Charlene Laino, WebMD Health News ,
The study was very small, and the procedure is not ready for widespread use. "We now have a unique approach with some positive findings, but it's still early. We need to better understand the biology behind the treatment and follow patients for long-term side effects," Robert E. Ratner, MD, chief scientific and medical officer of the American Diabetes Association, tells WebMD.
This is the latest of several stem cell studies to show promising results for the treatment of type 1 diabetes.
In the new study, 15 of 28 teens with type 1 diabetes who got an experimental treatment using their own stem cells went into remission and did not need insulin injections for an average of about 1.5 years.

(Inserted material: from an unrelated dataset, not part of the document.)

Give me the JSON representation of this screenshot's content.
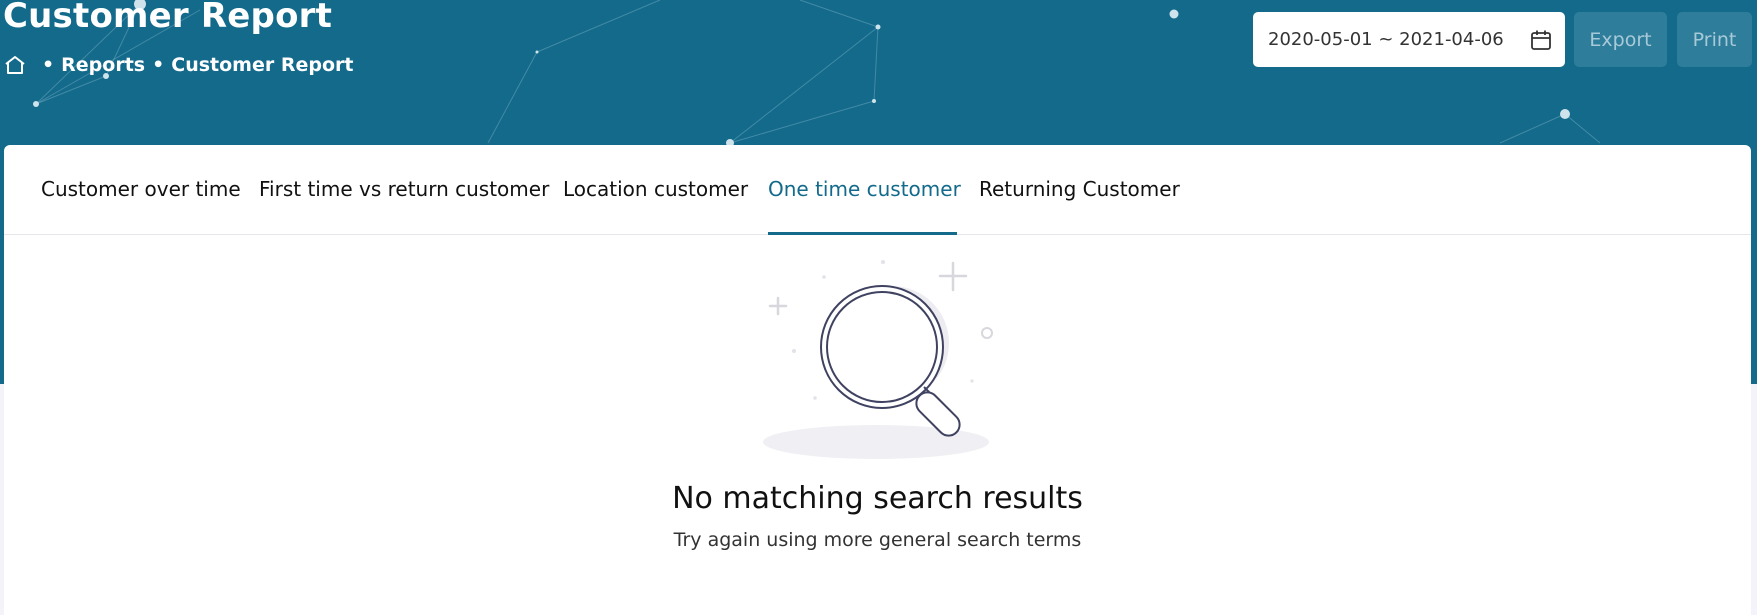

The "Cocktail Treatment" combines stem cell therapy with drugs that suppress the body's immune system. In type 1 diabetes, the immune system attacks and destroys insulin-producing cells within the pancreas.